child. But...well,he really believed that it was what Annie would
have wanted him to do. He never told anyone, not even Jill, but
instead of talking to himself, he talked to Annie, as he had done
since the day she died. And so he knew that she wanted him to do
this, to marry this wonderful woman—to make himself happy,
and to make her happy as well.
The tears were now close to spilling from the corners of his eyes.
Oh God, Annie, he said to himself. You know I wouldn't
do this if I didn't think you really wanted me to.
"Jill," he said out loud, closing his fingers around the velvet box
and taking it from the pocket of his blazer, "I have to tell you
something. I mean, I have to ask you something..."
She gave him a puzzled look, which transformed into something
between fear and excitement. He opened his mouth to speak, then
"I just..." "Yes?" she said softly.
"I love you so much," he said, exhaling his words as he fumbled
with the box, "and I want to know if you'll marry me..."
He placed the black velvet box on the linen tablecloth in front of
her and opened it to reveal the enormous yellow gem.
Jill felt an indescribable numbness. It was unlike any other
combination of emotions she'd ever known before: pure joy mixed
with a sense of relief so strong it was almost painful. This was
exactly what she wanted. It was what she'd hoped for, even though
lately she had begun to despair.
As her good friend Talia always told her, she was smart in
everything but men. The two had been friends since high school, and
they were roommates at Cornell. Through the years, Talia would
openly marvel at Jill's ineptness when it came to relationships
with the opposite sex. "Your IQ drops from a ski size to a shoe
size," she was fond of saying.
And until this moment, because of her past, Jill had irrationally
suspected that something with Kurt was about to go wrong. Their
relationship had matured to the point where the next logical step
was marriage, but that seemed almost too good to be true. Part of
her apprehension came from the notion that she was getting old. She
was secretly desperate to have a child, and time was running out.
She felt the panic of a final exam coming to a close with a dozen
pages left to finish. The unwarranted thought of having to find
someone new and start all over from the beginning again filled her
All that was annihilated in an instant. Tears streamed down her
face. Words backed up in her throat, but a bubbling laughter

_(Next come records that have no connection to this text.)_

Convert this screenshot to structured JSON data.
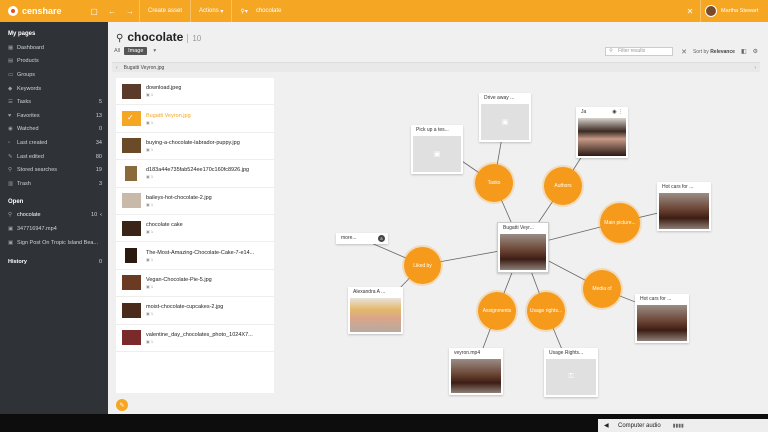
{
  "app": {
    "name": "censhare"
  },
  "topbar": {
    "create_asset": "Create asset",
    "actions": "Actions",
    "search_value": "chocolate",
    "user_name": "Martha Stewart"
  },
  "sidebar": {
    "my_pages_title": "My pages",
    "items": [
      {
        "label": "Dashboard",
        "count": ""
      },
      {
        "label": "Products",
        "count": ""
      },
      {
        "label": "Groups",
        "count": ""
      },
      {
        "label": "Keywords",
        "count": ""
      },
      {
        "label": "Tasks",
        "count": "5"
      },
      {
        "label": "Favorites",
        "count": "13"
      },
      {
        "label": "Watched",
        "count": "0"
      },
      {
        "label": "Last created",
        "count": "34"
      },
      {
        "label": "Last edited",
        "count": "80"
      },
      {
        "label": "Stored searches",
        "count": "19"
      },
      {
        "label": "Trash",
        "count": "3"
      }
    ],
    "open_title": "Open",
    "open_items": [
      {
        "label": "chocolate",
        "count": "10"
      },
      {
        "label": "347716947.mp4",
        "count": ""
      },
      {
        "label": "Sign Post On Tropic Island Bea...",
        "count": ""
      }
    ],
    "history_title": "History",
    "history_count": "0"
  },
  "header": {
    "title": "chocolate",
    "count": "10",
    "filter_all": "All",
    "filter_chip": "Image",
    "filter_placeholder": "Filter results",
    "sort_label": "Sort by",
    "sort_value": "Relevance"
  },
  "breadcrumb": {
    "current": "Bugatti Veyron.jpg"
  },
  "results": [
    {
      "name": "download.jpeg",
      "meta": "▣ 1"
    },
    {
      "name": "Bugatti Veyron.jpg",
      "meta": "▣ 1"
    },
    {
      "name": "buying-a-chocolate-labrador-puppy.jpg",
      "meta": "▣ 1"
    },
    {
      "name": "d183a44e735fab524ee170c160fc8926.jpg",
      "meta": "▣ 1"
    },
    {
      "name": "baileys-hot-chocolate-2.jpg",
      "meta": "▣ 1"
    },
    {
      "name": "chocolate cake",
      "meta": "▣ 1"
    },
    {
      "name": "The-Most-Amazing-Chocolate-Cake-7-e14...",
      "meta": "▣ 1"
    },
    {
      "name": "Vegan-Chocolate-Pie-5.jpg",
      "meta": "▣ 1"
    },
    {
      "name": "moist-chocolate-cupcakes-2.jpg",
      "meta": "▣ 1"
    },
    {
      "name": "valentine_day_chocolates_photo_1024X7...",
      "meta": "▣ 1"
    }
  ],
  "graph": {
    "center": {
      "label": "Bugatti Veyr..."
    },
    "relations": [
      {
        "label": "Tasks"
      },
      {
        "label": "Authors"
      },
      {
        "label": "Main picture..."
      },
      {
        "label": "Liked by"
      },
      {
        "label": "Media of"
      },
      {
        "label": "Assignments"
      },
      {
        "label": "Usage rights..."
      }
    ],
    "cards": {
      "pickup": "Pick up a tes...",
      "driveaway": "Drive away ...",
      "author": "Ja",
      "hotcars1": "Hot cars for ...",
      "more": "more...",
      "more_badge": "8",
      "alexandra": "Alexandra A ...",
      "hotcars2": "Hot cars for ...",
      "veyron_mp4": "veyron.mp4",
      "usage_rights": "Usage Rights..."
    }
  },
  "taskbar": {
    "audio_label": "Computer audio"
  }
}
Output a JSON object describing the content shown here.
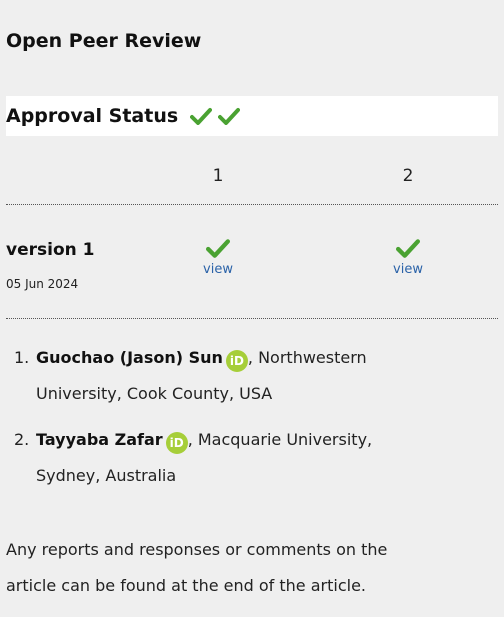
{
  "header": {
    "title": "Open Peer Review"
  },
  "approval": {
    "label": "Approval Status",
    "status_icons": [
      "check-approved-icon",
      "check-approved-icon"
    ],
    "check_color": "#4aa232"
  },
  "table": {
    "columns": [
      "1",
      "2"
    ],
    "versions": [
      {
        "label": "version 1",
        "date": "05 Jun 2024",
        "cells": [
          {
            "status_icon": "check-approved-icon",
            "link": "view"
          },
          {
            "status_icon": "check-approved-icon",
            "link": "view"
          }
        ]
      }
    ]
  },
  "reviewers": [
    {
      "number": "1.",
      "name": "Guochao (Jason) Sun",
      "affiliation_line1": ", Northwestern",
      "affiliation_line2": "University, Cook County, USA",
      "orcid_label": "iD"
    },
    {
      "number": "2.",
      "name": "Tayyaba Zafar",
      "affiliation_line1": ", Macquarie University,",
      "affiliation_line2": "Sydney, Australia",
      "orcid_label": "iD"
    }
  ],
  "footer": {
    "line1": "Any reports and responses or comments on the",
    "line2": "article can be found at the end of the article."
  },
  "colors": {
    "link": "#2a62a8",
    "orcid": "#a6ce39",
    "background": "#efefef"
  }
}
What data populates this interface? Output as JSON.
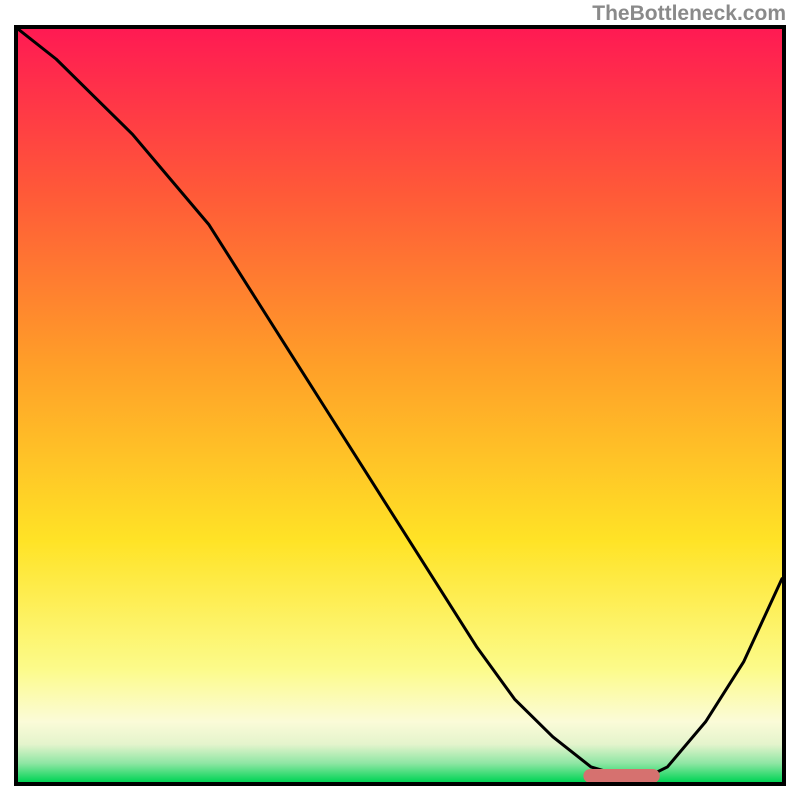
{
  "chart_data": {
    "type": "line",
    "title": "",
    "xlabel": "",
    "ylabel": "",
    "xlim": [
      0,
      100
    ],
    "ylim": [
      0,
      100
    ],
    "x": [
      0,
      5,
      10,
      15,
      20,
      25,
      30,
      35,
      40,
      45,
      50,
      55,
      60,
      65,
      70,
      75,
      80,
      82,
      85,
      90,
      95,
      100
    ],
    "values": [
      100,
      96,
      91,
      86,
      80,
      74,
      66,
      58,
      50,
      42,
      34,
      26,
      18,
      11,
      6,
      2,
      0.5,
      0.5,
      2,
      8,
      16,
      27
    ],
    "annotations": {
      "marker_segment": {
        "x0": 74,
        "x1": 84,
        "y": 0.8,
        "color": "#d6716f"
      },
      "green_band": {
        "y0": 0,
        "y1": 2.5,
        "color_top": "#b7e8c0",
        "color_bottom": "#00d455"
      },
      "yellow_band": {
        "y0": 2.5,
        "y1": 11,
        "color_top": "#fffdd8",
        "color_bottom": "#fbf9b8"
      }
    }
  },
  "gradient": {
    "top": "#ff1a53",
    "mid1": "#ff7a2a",
    "mid2": "#ffd524",
    "low": "#fdfcc0",
    "band": "#d6f1c0",
    "green": "#00d455"
  },
  "watermark": "TheBottleneck.com"
}
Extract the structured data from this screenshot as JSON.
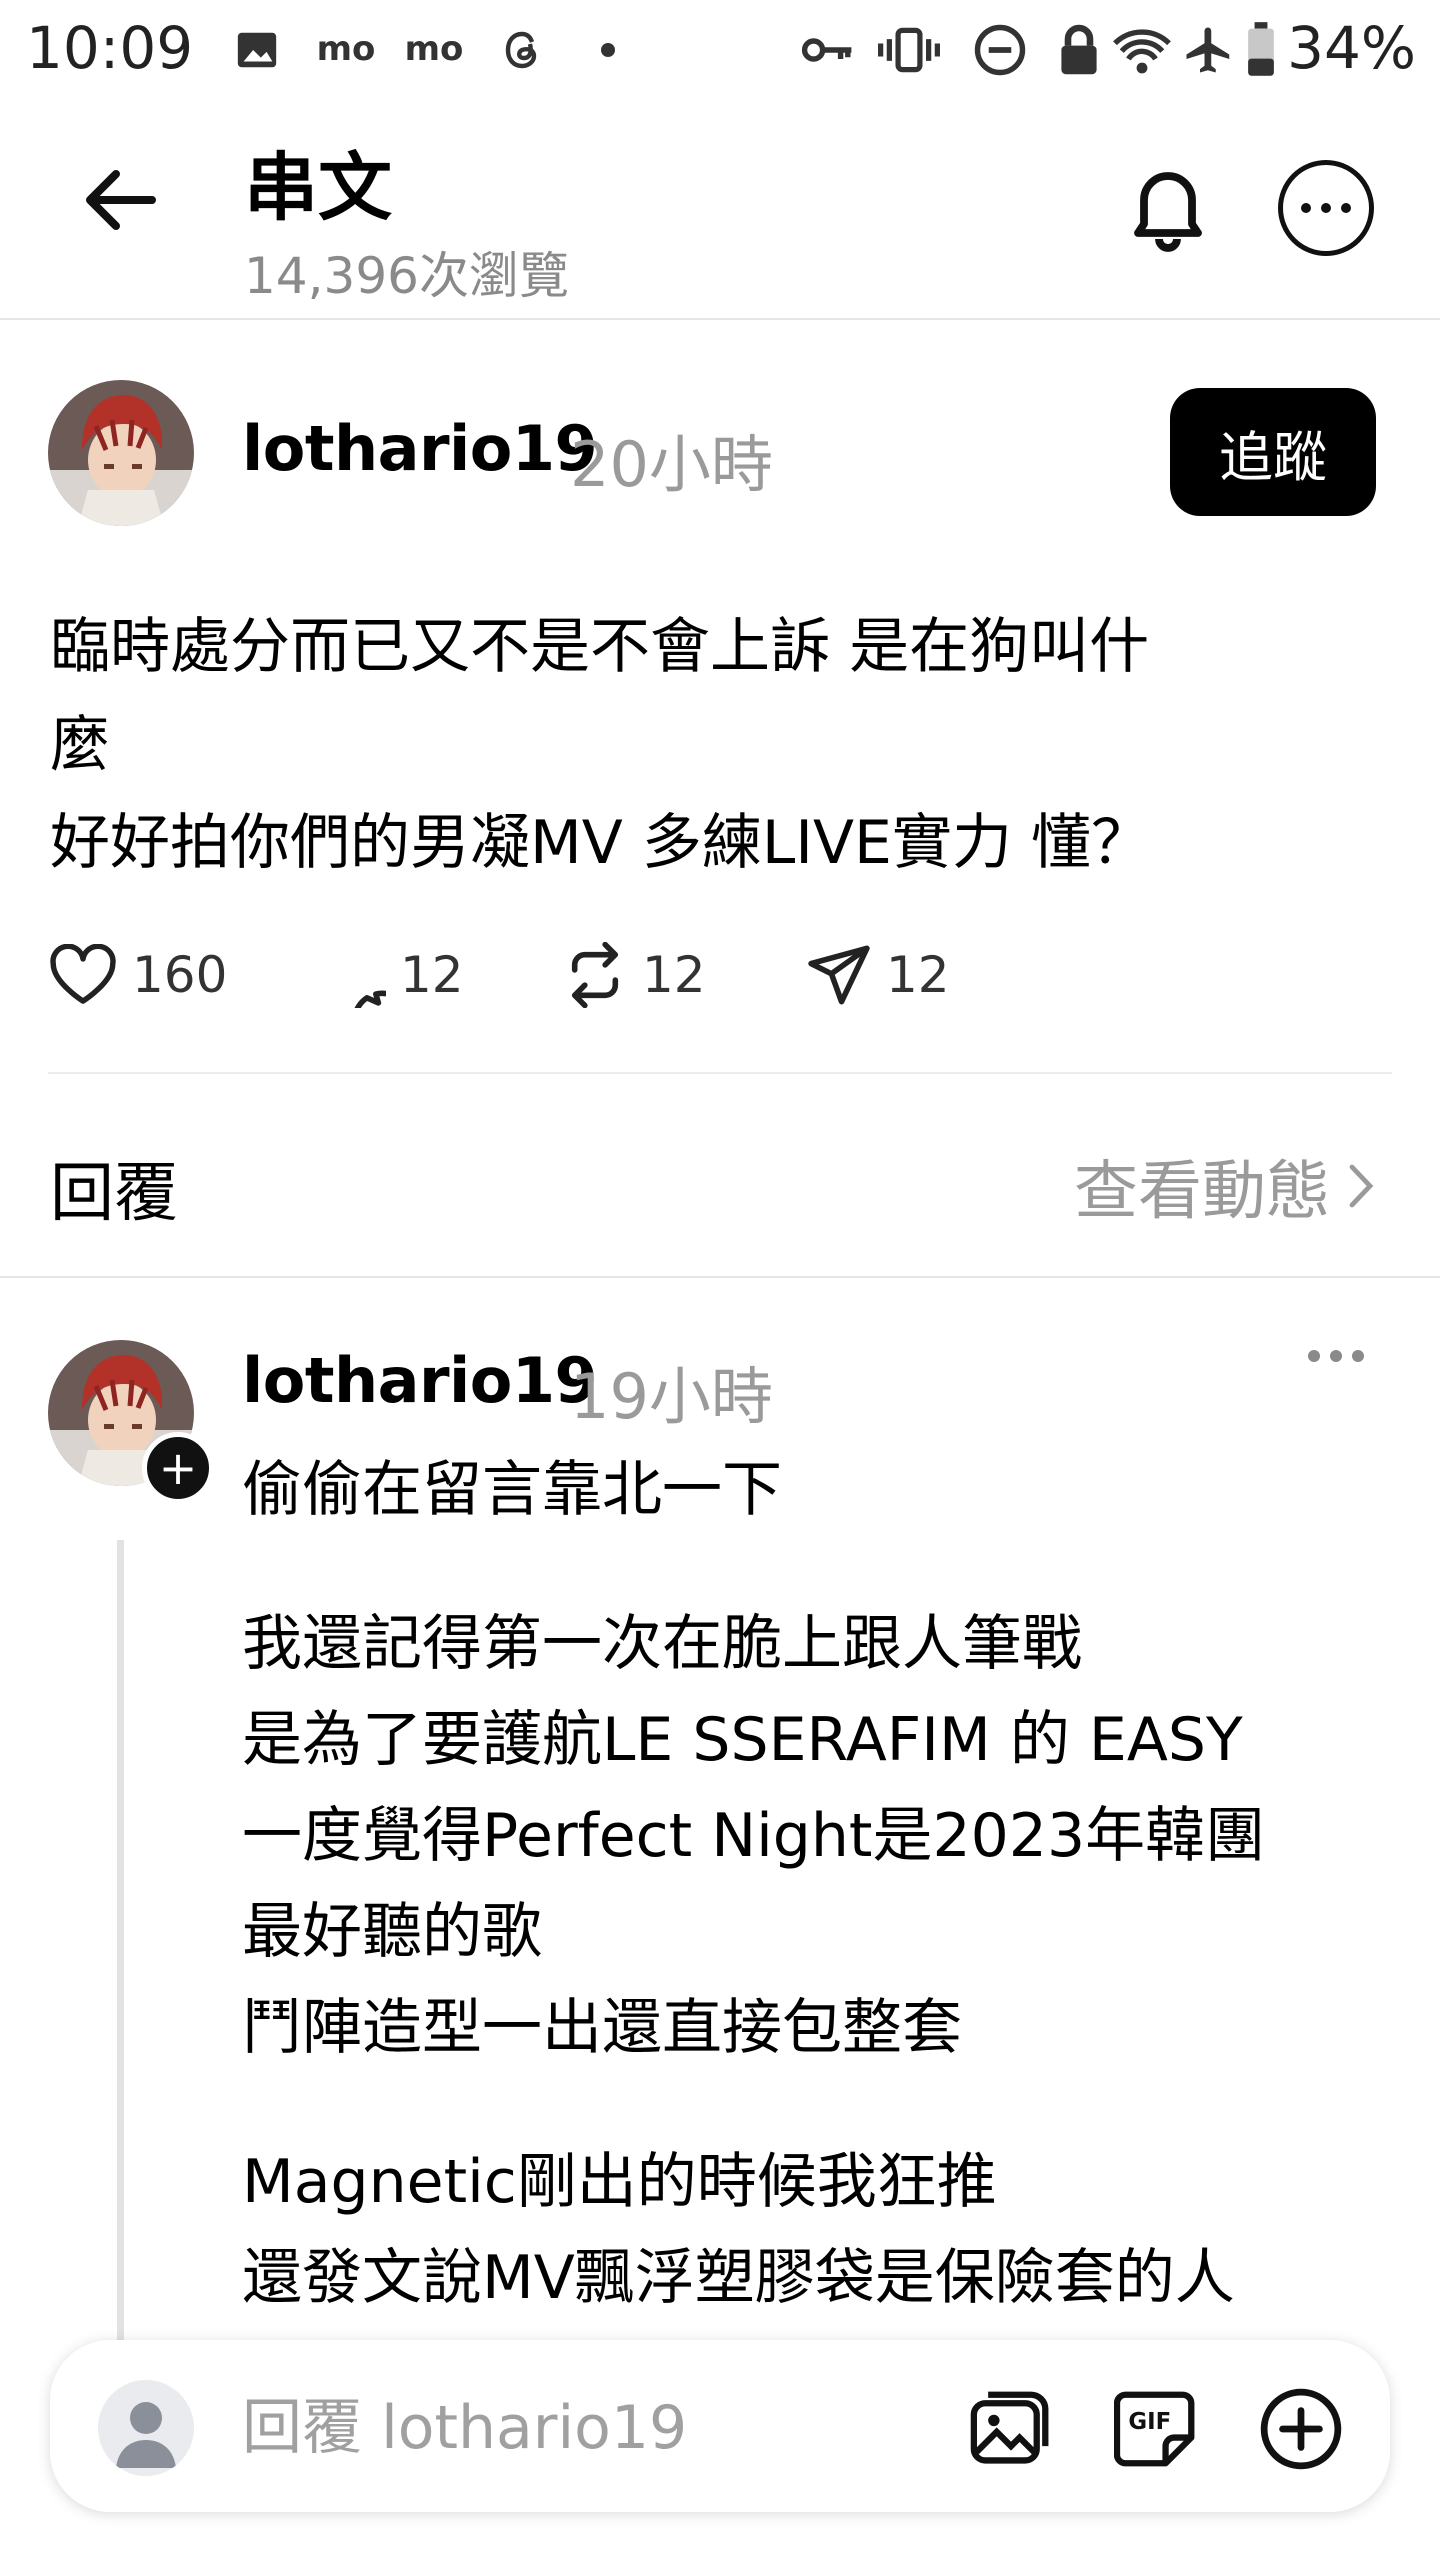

escaped in their stead and she nodded her head vigorously and left
her chair to throw her arms around his neck.
Kurt laughed too and said, "I guess that's a yes..." "Of course it
is," she said, embracing him with all her might. "Then can I kiss
Jill kissed him, gently at first and then passionately before
breaking, rising up from his lap and composing herself as best she
could. She put the ring on her finger. Then they clasped hands over
the table and beamed at each other in silence for several
"Are you happy?" he asked. "I've never been happier," she told him.
"When can we be married?" Kurt laughed tolerantly and replied,
"Whenever you want. Tomorrow."
"Kurt, really," she said, her smile reaching up and touching the
corners of her eyes. "I mean it," he said. "Whenever you want."
Kurt swung his head around with the smile still fixed on his
"Mr. Ford," the manager said in a distressed, apologetic tone. "I
have an emergency phone call for you, sir."
Jill saw the alarm on Kurt's face, and her stomach dropped a
million miles. She'd never received such a phone call, but she knew
Kurt had. Its meaning was written clearly on the manager's face.
Her expression was a universal sign. The harbinger of death.
"You can take it in my office," the manager said under her breath.
The Glen Haven Inn was at the far south end of the lake, where the
steep ridges of the lofty hills prevented the use of cell
Kurt offered Jill a faded smile and gave her hand one last gentle
squeeze before he rose from the table and followed the manager
inside. With a blank face, Jill watched him cross the veranda. She
fought against it, but her instincts told her that, like a young
girl being rudely awakened from a dream, the most magical moment in
her life was now over.
Excerpted from THE FOURTH PERIMETER © Copyright 2005 by
Tim Green. Reprinted with permission by Warner Books, an imprint of
Time Warner Bookmark. All rights reserved.